Studio Flexibility at WHYY in Philly
The new studio at a public broadcaster's media commons reflects the perfect marriage of AV and building infrastructure.
FINE-TUNING THE AUDIO
The studio at WHYY's Dorrance H. Hamilton Public Media Commons has its own dedicated control room with a Broadcast Pix Slate 1000 production system. Feeds from the studio go from here to WHYY's operations center.
Even though there are four presets, WHYY's technical staff can fine-tune the systems as they see fit. "Because of the way we designed the audio matrix and routing system, if we needed to get some speech reinforcement into the front speakers in the wall, we could," Coluzzi says. "And if we needed to get some program audio, like from a computer or a DVD, into the speakers up in the grid, we could."
In fact, the 12 speech reinforcement speakers firing down from the ceiling grid are programmed as 12 zones, which gives operators tremendous flexibility. For example, if WHYY hosts a panel discussion at the front of the room, and if the speakers in the front zones start to feed into the presenters' mics, operators can turn off the first row of speakers. Alternately, WHYY may want to rotate the studio's seating 90 degrees to face a presenter standing beneath a pair of hanging NEC displays. If the presenter wanted to show a video, the program audio–which, under normal circumstances, would come out of the speakers in the front wall–can be rerouted to the speakers over the audience's heads.
AN ALL-DIGITAL INFRASTRUCTURE
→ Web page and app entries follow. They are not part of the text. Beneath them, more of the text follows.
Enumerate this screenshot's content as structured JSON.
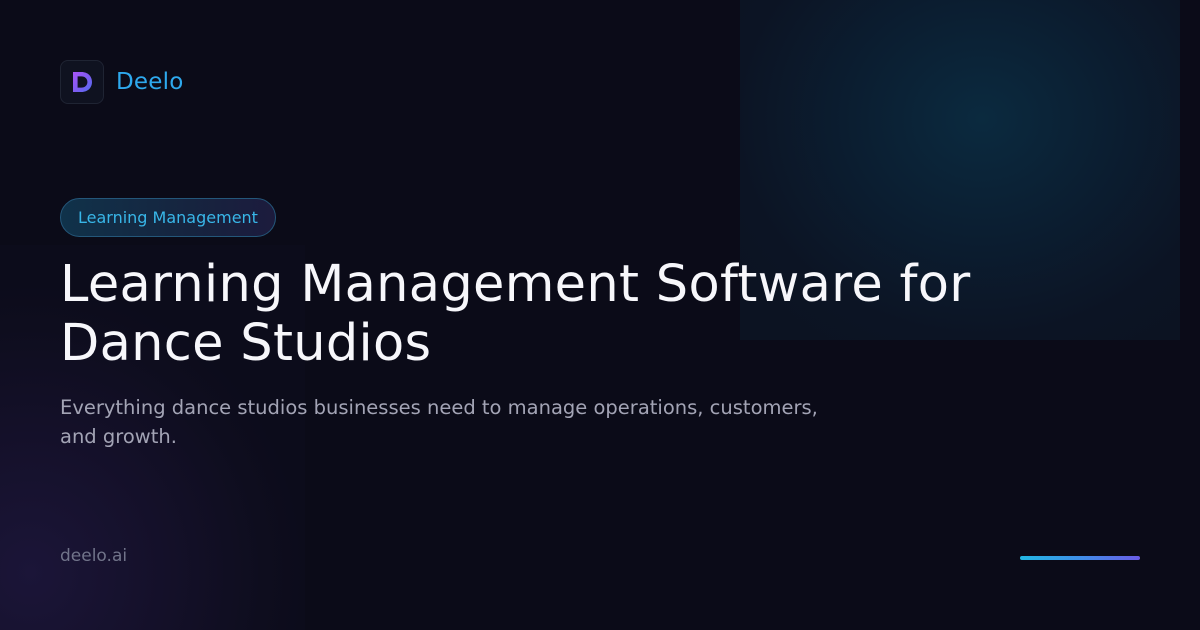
{
  "brand": {
    "logo_icon": "deelo-d-logo-icon",
    "name": "Deelo",
    "accent_color": "#2ea9ee"
  },
  "badge": {
    "label": "Learning Management"
  },
  "headline": {
    "line1": "Learning Management Software for",
    "line2": "Dance Studios"
  },
  "subtitle": {
    "line1": "Everything dance studios businesses need to manage operations, customers,",
    "line2": "and growth."
  },
  "footer": {
    "domain": "deelo.ai"
  },
  "colors": {
    "background": "#0b0b18",
    "title": "#f7f7fb",
    "subtitle": "#a3a4b5",
    "accent_gradient": [
      "#22b7e3",
      "#6a5ce6"
    ]
  }
}
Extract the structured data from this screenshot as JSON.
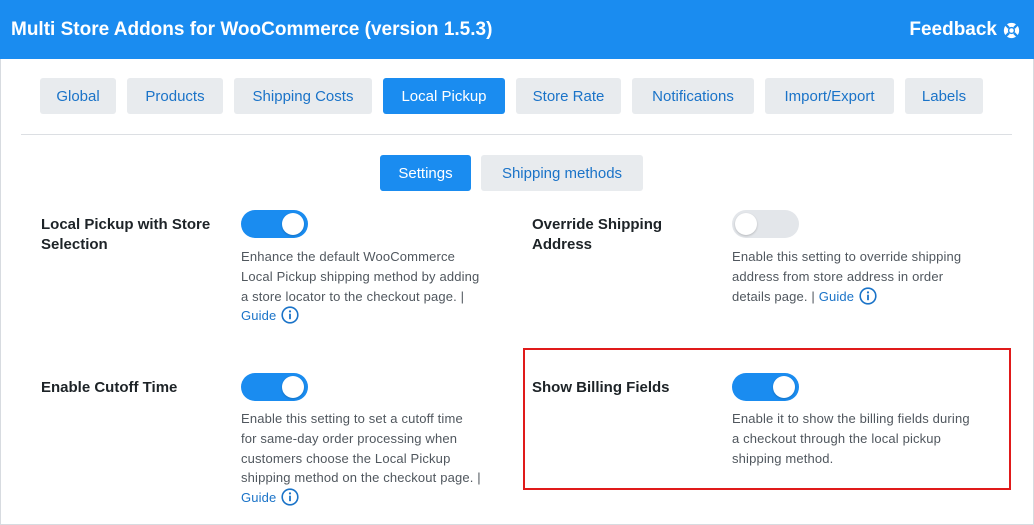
{
  "header": {
    "title": "Multi Store Addons for WooCommerce (version 1.5.3)",
    "feedback_label": "Feedback"
  },
  "tabs": [
    {
      "label": "Global"
    },
    {
      "label": "Products"
    },
    {
      "label": "Shipping Costs"
    },
    {
      "label": "Local Pickup",
      "active": true
    },
    {
      "label": "Store Rate"
    },
    {
      "label": "Notifications"
    },
    {
      "label": "Import/Export"
    },
    {
      "label": "Labels"
    }
  ],
  "subtabs": [
    {
      "label": "Settings",
      "active": true
    },
    {
      "label": "Shipping methods"
    }
  ],
  "settings": {
    "local_pickup_store": {
      "label_line1": "Local Pickup with Store",
      "label_line2": "Selection",
      "enabled": true,
      "desc_line1": "Enhance the default WooCommerce",
      "desc_line2": "Local Pickup shipping method by adding",
      "desc_line3": "a store locator to the checkout page. |",
      "guide": "Guide"
    },
    "override_shipping": {
      "label_line1": "Override Shipping",
      "label_line2": "Address",
      "enabled": false,
      "desc_line1": "Enable this setting to override shipping",
      "desc_line2": "address from store address in order",
      "desc_line3": "details page. |",
      "guide": "Guide"
    },
    "cutoff_time": {
      "label": "Enable Cutoff Time",
      "enabled": true,
      "desc_line1": "Enable this setting to set a cutoff time",
      "desc_line2": "for same-day order processing when",
      "desc_line3": "customers choose the Local Pickup",
      "desc_line4": "shipping method on the checkout page. |",
      "guide": "Guide"
    },
    "billing_fields": {
      "label": "Show Billing Fields",
      "enabled": true,
      "desc_line1": "Enable it to show the billing fields during",
      "desc_line2": "a checkout through the local pickup",
      "desc_line3": "shipping method."
    }
  },
  "colors": {
    "accent": "#1a8cf0",
    "highlight_border": "#e01a1a"
  },
  "icons": {
    "feedback": "lifebuoy-icon",
    "info": "info-circle-icon"
  }
}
As the heart of the Public Media Commons, the studio is linked bidirectionally through a dedicated control room to the rest of the facility, including two community classrooms and a conference room. The classrooms function as an extension of the studio: Students can engage in events taking place in the studio or make presentations to studio guests.
The studio is also connected to WHYY's technical operations center, from which broadcasts that originate in the studio can be uploaded to satellites, or presentations can be fed into WHYY's existing videoconferencing codecs for sharing over long distances. The Public Media Commons is based on an all-digital HD-SDI infrastructure, which allows compatibility with fixed and broadcast cameras, displays, and other technologies throughout the studio, control room, and the rest of WHYY. "It was critical that this room be compatible with the rest of WHYY's technology," says Kevin Opeth, project design engineer for RJC Designs.
Inside the studio, there are tie lines (HD-SDI, communications, fiber, Cat-6, and specialized camera/intercom feeds) on all four walls both for local control room connections and connectivity to the operations center. Microphone connectivity and line-level feeds are sent from the studio to the control room, where they are split to a SoundCraft mixer and then sent via CobraNet to the operations center.
While the Public Media Commons is all-digital, it wasn't always going to be that way. In the classrooms, for example, the original design called for a smattering of analog connections. But even those connections were soon replaced by DVI and HDMI, creating end-to-end digital distribution systems.
"Keeping up with the digital evolution during the design process was a challenge. Format and device compatibility, HDCP issues, EDID, cable distances, digital equalization, etc., were all issues that needed concentrated technical and expert attention," Opeth says. "There is no gray area in the digital domain."